Ben Finane: I would think that it’s more common in musical theater to sacrifice beauty for character. That is still tough in opera though, because we’re going to hear a singer, and even if she is playing a character — we want to hear her voice. I think there’s a certain expectation of beauty there.
Isabel Leonard: I think so, too. That’s what opera is and that’s okay. Ultimately, when I say an ‘ugly sound,’ it doesn’t mean an untrained voice, or a voice without technique. Everything still has to be used properly and healthily. I don’t want there to be any misconception there. I guess because I have a four-year-old I think about this a lot, but kids are drawn to the visceral and soulful things! They would never tell you that that’s why, but they love it. They get it! If it’s not real, they’re not interested. I think of all the little kids I know, singing the Idina Menzel song from Frozen [“Let It Go”]. She may not have the most beautiful voice ever, but she sure does have a lot of soul, a lot of passion and sincerity. There’s so much in there that’s really musical, and that’s why all of those kids — boys and girls — are singing that song. That surprised me, because it’s been a while since I’ve heard kids singing Disney tunes, and I was trying to figure out why. I didn’t understand until finally I saw the movie with my son, and I was genuinely touched by the song. The story is whatever….
Ben Finane: It’s a true aria: it sums up what’s happening in the movie, but you can also put it in the larger context of your own life experience.
Isabel Leonard: Yeah, and it’s interesting stuff. My son and all his friends from preschool were singing this song, and I think it relates directly to what we have to do in opera.

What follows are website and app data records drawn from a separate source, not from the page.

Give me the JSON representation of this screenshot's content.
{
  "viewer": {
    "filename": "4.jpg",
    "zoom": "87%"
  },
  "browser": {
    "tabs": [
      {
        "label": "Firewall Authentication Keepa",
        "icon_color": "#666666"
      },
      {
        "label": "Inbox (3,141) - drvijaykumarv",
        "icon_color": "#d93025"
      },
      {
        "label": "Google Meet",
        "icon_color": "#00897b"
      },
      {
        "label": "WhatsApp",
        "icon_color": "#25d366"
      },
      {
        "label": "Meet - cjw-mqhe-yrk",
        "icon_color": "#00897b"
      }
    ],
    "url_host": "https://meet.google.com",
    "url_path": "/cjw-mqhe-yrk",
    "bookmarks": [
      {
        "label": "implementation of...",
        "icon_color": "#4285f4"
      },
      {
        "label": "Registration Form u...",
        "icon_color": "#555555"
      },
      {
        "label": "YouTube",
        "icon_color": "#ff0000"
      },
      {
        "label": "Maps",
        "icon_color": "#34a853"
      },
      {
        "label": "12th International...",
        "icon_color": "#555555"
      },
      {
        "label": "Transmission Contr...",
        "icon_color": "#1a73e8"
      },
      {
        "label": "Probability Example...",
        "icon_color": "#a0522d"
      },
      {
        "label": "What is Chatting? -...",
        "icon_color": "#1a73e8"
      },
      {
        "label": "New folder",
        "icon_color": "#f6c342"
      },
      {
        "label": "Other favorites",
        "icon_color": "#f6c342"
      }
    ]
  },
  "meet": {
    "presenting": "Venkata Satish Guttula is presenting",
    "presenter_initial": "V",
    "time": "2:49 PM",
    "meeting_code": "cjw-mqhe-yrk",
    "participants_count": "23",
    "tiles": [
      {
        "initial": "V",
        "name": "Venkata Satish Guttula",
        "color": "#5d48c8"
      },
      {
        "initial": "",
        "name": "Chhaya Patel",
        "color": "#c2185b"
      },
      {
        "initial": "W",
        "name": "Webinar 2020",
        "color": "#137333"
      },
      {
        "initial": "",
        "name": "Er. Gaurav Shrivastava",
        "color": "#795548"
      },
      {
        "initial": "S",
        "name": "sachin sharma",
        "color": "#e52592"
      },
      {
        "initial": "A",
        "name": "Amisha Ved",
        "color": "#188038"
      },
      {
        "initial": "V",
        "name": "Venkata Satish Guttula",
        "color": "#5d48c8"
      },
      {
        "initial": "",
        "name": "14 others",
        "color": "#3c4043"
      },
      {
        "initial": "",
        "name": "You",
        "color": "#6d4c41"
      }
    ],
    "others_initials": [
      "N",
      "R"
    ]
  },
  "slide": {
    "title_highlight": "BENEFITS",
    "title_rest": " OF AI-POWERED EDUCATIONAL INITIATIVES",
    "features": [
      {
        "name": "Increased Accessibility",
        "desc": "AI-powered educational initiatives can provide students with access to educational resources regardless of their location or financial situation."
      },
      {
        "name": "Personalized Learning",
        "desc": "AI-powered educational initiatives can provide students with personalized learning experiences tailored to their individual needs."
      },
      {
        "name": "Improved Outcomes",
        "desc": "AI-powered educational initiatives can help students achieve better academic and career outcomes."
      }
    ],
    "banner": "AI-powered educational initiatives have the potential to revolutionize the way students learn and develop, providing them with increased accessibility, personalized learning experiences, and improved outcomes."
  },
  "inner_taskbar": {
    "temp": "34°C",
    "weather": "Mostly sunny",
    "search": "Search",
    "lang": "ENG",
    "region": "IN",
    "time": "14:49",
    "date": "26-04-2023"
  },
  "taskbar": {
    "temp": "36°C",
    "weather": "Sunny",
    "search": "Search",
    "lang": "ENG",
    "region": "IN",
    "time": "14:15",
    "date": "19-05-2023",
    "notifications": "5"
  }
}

Ben Finane: Do you think there’s a barrier to entry in opera? I see it — and ballet — as these niches, but niches that flourish because of support from lifelong students of the art. Every former singer, every ballerina continues to see ballet and opera until they die. And you can see it in the audiences, these former dancers at whatever level — amateur, professional. But the kids you mentioned, they sing Disney tunes and maybe go see The Nutcracker.
Isabel Leonard: Well, my son walks around the house singing Papageno’s aria in English because he loves it. It can be done, they just have to be exposed to it and allowed to explore it in their own way. They should be allowed to like whatever they like, and it shouldn’t be made into such a strange thing. It’s a show! Why wouldn’t a kid like the lights and costumes? And a live orchestra where they can look into the pit? Kids want live entertainment. I mean yeah, they love TV, but there’s a reason puppet shows still exist. I took my son to see The Magic Flute in a dress rehearsal at the Met with one of his preschool friends and they sat through the entire show! Recently we were staying with some friends and he asked their daughter to play a song. He started humming ‘La donna é mobile.’ He couldn’t remember what it was called, but he kept humming it. I had no idea where he found that!